One problem that can arise with Tangent Coupling is that we only use the tangent space at the origin. This could potentially limit the expressivity of the learned distributions as we don’t explicitly use other regions of the hyperboloid. Intuitively, this implies we need to move vectors to other tangent spaces and what better way than using parallel transport! The main idea in what I call “Wrapped Hyperboloid Coupling” is that instead of simply applying a translation transformation to a set of indices in one tangent space we can use $$t$$ to predict which tangent space we want to parallel transport too! This is all fine because parallel transport is an invertible operation, much like the exponential and logarithmic maps. In equations, one $$\mathcal{W}\mathbb{H}C$$ layer is defined as:

The associated change in volume, while a bit more complex than a $$\mathcal{T}C$$ layer happens to be still $$\mathcal{O}(n)$$. The proof however is a lot more involved and I’ll guide the interested reader back to the Appendix of the paper. In pictures however, the overall transformation is as follows:
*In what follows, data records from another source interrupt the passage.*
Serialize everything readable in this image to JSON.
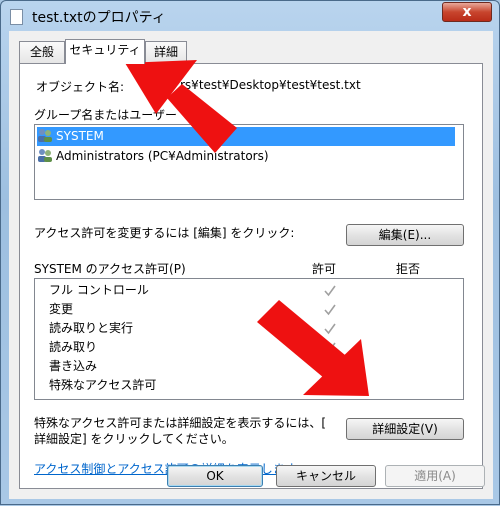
{
  "window": {
    "title": "test.txtのプロパティ",
    "close_glyph": "x"
  },
  "tabs": [
    {
      "label": "全般"
    },
    {
      "label": "セキュリティ"
    },
    {
      "label": "詳細"
    }
  ],
  "security": {
    "object_name_label": "オブジェクト名:",
    "object_name_value": "rs¥test¥Desktop¥test¥test.txt",
    "groups_label": "グループ名またはユーザー",
    "groups": [
      {
        "name": "SYSTEM",
        "selected": true
      },
      {
        "name": "Administrators (PC¥Administrators)",
        "selected": false
      }
    ],
    "change_hint": "アクセス許可を変更するには [編集] をクリック:",
    "edit_button": "編集(E)...",
    "perm_header": "SYSTEM のアクセス許可(P)",
    "allow_header": "許可",
    "deny_header": "拒否",
    "permissions": [
      {
        "name": "フル コントロール",
        "allow": true
      },
      {
        "name": "変更",
        "allow": true
      },
      {
        "name": "読み取りと実行",
        "allow": true
      },
      {
        "name": "読み取り",
        "allow": true
      },
      {
        "name": "書き込み",
        "allow": true
      },
      {
        "name": "特殊なアクセス許可",
        "allow": false
      }
    ],
    "advanced_hint_line1": "特殊なアクセス許可または詳細設定を表示するには、[",
    "advanced_hint_line2": "詳細設定] をクリックしてください。",
    "advanced_button": "詳細設定(V)",
    "help_link": "アクセス制御とアクセス許可の詳細を表示します。"
  },
  "footer": {
    "ok": "OK",
    "cancel": "キャンセル",
    "apply": "適用(A)"
  },
  "colors": {
    "selection": "#3399ff",
    "arrow_red": "#ee1111",
    "link": "#0066cc"
  }
}
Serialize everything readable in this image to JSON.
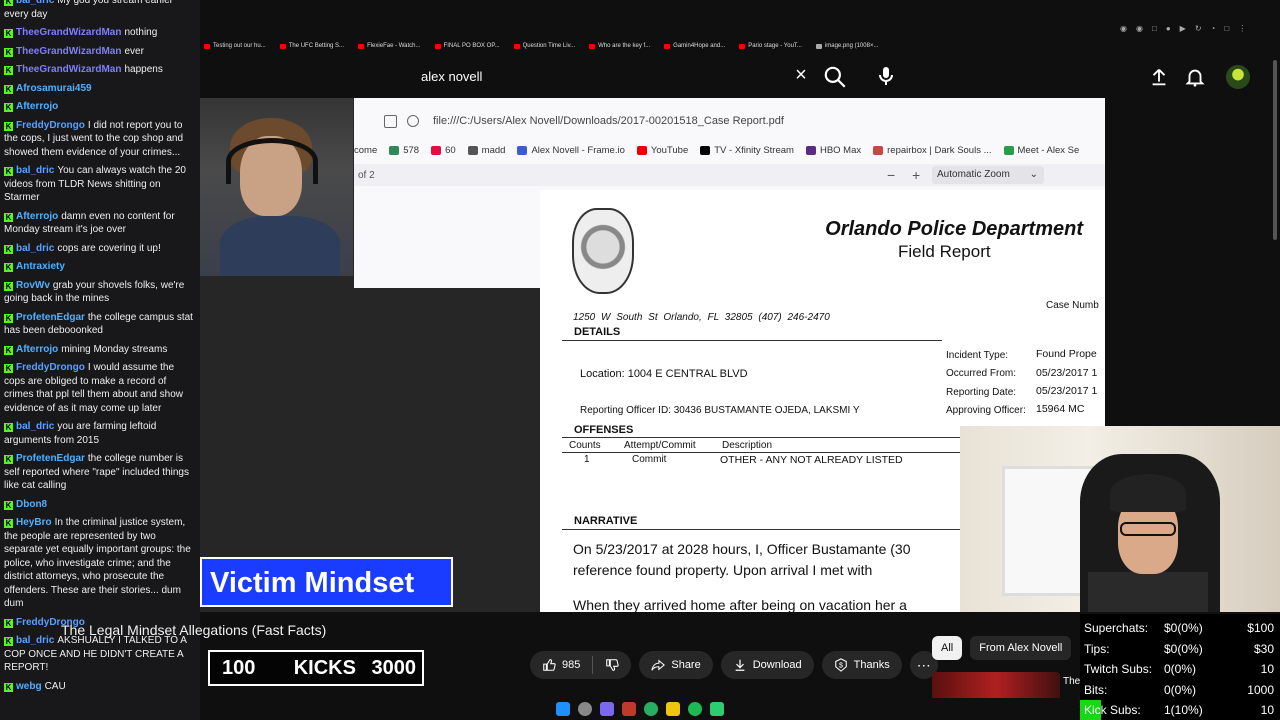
{
  "chat": {
    "messages": [
      {
        "user": "bal_dric",
        "color": "#5aa0ff",
        "text": "My god you stream earlier every day"
      },
      {
        "user": "TheeGrandWizardMan",
        "color": "#7e7eff",
        "text": "nothing"
      },
      {
        "user": "TheeGrandWizardMan",
        "color": "#7e7eff",
        "text": "ever"
      },
      {
        "user": "TheeGrandWizardMan",
        "color": "#7e7eff",
        "text": "happens"
      },
      {
        "user": "Afrosamurai459",
        "color": "#4fb0ff",
        "text": ""
      },
      {
        "user": "Afterrojo",
        "color": "#4fb0ff",
        "text": ""
      },
      {
        "user": "FreddyDrongo",
        "color": "#5aa0ff",
        "text": "I did not report you to the cops, I just went to the cop shop and showed them evidence of your crimes..."
      },
      {
        "user": "bal_dric",
        "color": "#5aa0ff",
        "text": "You can always watch the 20 videos from TLDR News shitting on Starmer"
      },
      {
        "user": "Afterrojo",
        "color": "#4fb0ff",
        "text": "damn even no content for Monday stream it's joe over"
      },
      {
        "user": "bal_dric",
        "color": "#5aa0ff",
        "text": "cops are covering it up!"
      },
      {
        "user": "Antraxiety",
        "color": "#4fb0ff",
        "text": ""
      },
      {
        "user": "RovWv",
        "color": "#4fb0ff",
        "text": "grab your shovels folks, we're going back in the mines"
      },
      {
        "user": "ProfetenEdgar",
        "color": "#4fb0ff",
        "text": "the college campus stat has been debooonked"
      },
      {
        "user": "Afterrojo",
        "color": "#4fb0ff",
        "text": "mining Monday streams"
      },
      {
        "user": "FreddyDrongo",
        "color": "#5aa0ff",
        "text": "I would assume the cops are obliged to make a record of crimes that ppl tell them about and show evidence of as it may come up later"
      },
      {
        "user": "bal_dric",
        "color": "#5aa0ff",
        "text": "you are farming leftoid arguments from 2015"
      },
      {
        "user": "ProfetenEdgar",
        "color": "#4fb0ff",
        "text": "the college number is self reported where \"rape\" included things like cat calling"
      },
      {
        "user": "Dbon8",
        "color": "#4fb0ff",
        "text": ""
      },
      {
        "user": "HeyBro",
        "color": "#4fb0ff",
        "text": "In the criminal justice system, the people are represented by two separate yet equally important groups: the police, who investigate crime; and the district attorneys, who prosecute the offenders. These are their stories... dum dum"
      },
      {
        "user": "FreddyDrongo",
        "color": "#5aa0ff",
        "text": ""
      },
      {
        "user": "bal_dric",
        "color": "#5aa0ff",
        "text": "AKSHUALLY I TALKED TO A COP ONCE AND HE DIDN'T CREATE A REPORT!"
      }
    ],
    "bottom_user": "webg",
    "bottom_text": "CAU"
  },
  "browser_tabs": [
    "Testing out our hu...",
    "The UFC Betting S...",
    "FlexieFae - Watch...",
    "FINAL PO BOX OP...",
    "Question Time Liv...",
    "Who are the key f...",
    "Gamin4Hope and...",
    "Pario stage - YouT...",
    "image.png (1008×..."
  ],
  "search": {
    "query": "alex novell"
  },
  "pdf": {
    "url": "file:///C:/Users/Alex Novell/Downloads/2017-00201518_Case Report.pdf",
    "bookmarks": [
      "come",
      "578",
      "60",
      "madd",
      "Alex Novell - Frame.io",
      "YouTube",
      "TV - Xfinity Stream",
      "HBO Max",
      "repairbox | Dark Souls ...",
      "Meet - Alex Se"
    ],
    "page_of": "of 2",
    "zoom": "Automatic Zoom",
    "department": "Orlando Police Department",
    "report_type": "Field Report",
    "case_number_label": "Case Numb",
    "address": "1250  W South St   Orlando, FL   32805     (407) 246-2470",
    "details_header": "DETAILS",
    "location": "Location: 1004 E CENTRAL BLVD",
    "reporting_officer": "Reporting Officer ID:  30436      BUSTAMANTE OJEDA, LAKSMI Y",
    "incident_type_label": "Incident Type:",
    "incident_type_value": "Found Prope",
    "occurred_from_label": "Occurred From:",
    "occurred_from_value": "05/23/2017  1",
    "reporting_date_label": "Reporting Date:",
    "reporting_date_value": "05/23/2017  1",
    "approving_officer_label": "Approving Officer:",
    "approving_officer_value": "15964  MC",
    "offenses_header": "OFFENSES",
    "col_counts": "Counts",
    "col_attempt": "Attempt/Commit",
    "col_description": "Description",
    "offense_count": "1",
    "offense_attempt": "Commit",
    "offense_description": "OTHER - ANY NOT ALREADY LISTED",
    "narrative_header": "NARRATIVE",
    "narrative_1": "On 5/23/2017 at 2028 hours, I, Officer Bustamante (30",
    "narrative_2": "reference found property.  Upon arrival I met with",
    "narrative_3": "When they arrived home after being on vacation her a"
  },
  "lower_third": "Victim Mindset",
  "video_title": "The Legal Mindset Allegations (Fast Facts)",
  "kicks": {
    "left": "100",
    "label": "KICKS",
    "goal": "3000"
  },
  "actions": {
    "likes": "985",
    "share": "Share",
    "download": "Download",
    "thanks": "Thanks"
  },
  "chips": [
    "All",
    "From Alex Novell"
  ],
  "related_title": "The",
  "stats": [
    {
      "label": "Superchats:",
      "value": "$0(0%)",
      "goal": "$100"
    },
    {
      "label": "Tips:",
      "value": "$0(0%)",
      "goal": "$30"
    },
    {
      "label": "Twitch Subs:",
      "value": "0(0%)",
      "goal": "10"
    },
    {
      "label": "Bits:",
      "value": "0(0%)",
      "goal": "1000"
    },
    {
      "label": "Kick Subs:",
      "value": "1(10%)",
      "goal": "10"
    }
  ],
  "kick_subs_progress": 0.1,
  "colors": {
    "kick_green": "#53fc18",
    "lower_third_blue": "#1a3cff"
  }
}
Here, we move the second set of indices to the orange tangent space before using an exp map (green point).

# Go with the Flow: Experiments and Results

In this blog I’ll focus more on the qualitative results but there are also a bunch of quantitative results in the main paper. Also the code is available here so anyone reading this should feel free to build even more powerful normalizing flows!

## Density Estimation

How well does it do? Below are some visualizations of synthetic target densities which are learned by the $$\mathcal{W}\mathbb{H}C$$ Flow. $$\mathbb{H}^n_k$$

We can see that the flow does almost a perfect job of learning the Wrapped Gaussian, and a reasonable job at the Checkerboard and Spiral densities. In particular multiple closeby is difficult to model but this is a known problem of Affine Coupling based flows so it’s unsurprising that similar trends hold in hyperbolic space.

## Graph Generation

We can also generate random trees and lobster graphs (a specific type of tree with a long spine). The generative model is a simple extension of a VAE to the graph setting VGAE and the Normalizing Flow is used to learn a more flexible posterior.

Interestingly, the conventional Euclidean Normalizing Flow which happens to be an instance of Graph Normalizing Flow but still fails to capture the hierarchical structure in generated samples. Both hyperbolic flows do a much better job at learning the actual data distribution.

# Conclusion

In conclusion, hyperbolic spaces offer a great way to represent hierarchical data and the paper presented in this blog is the first step towards building one breed of generative models in Normalizing Flows. There are a bunch of super exciting future directions that I hope to try out in the future, such building non-Coupling based flows, general flows for product spaces, and the great open challenge of flows for general Riemannian manifolds.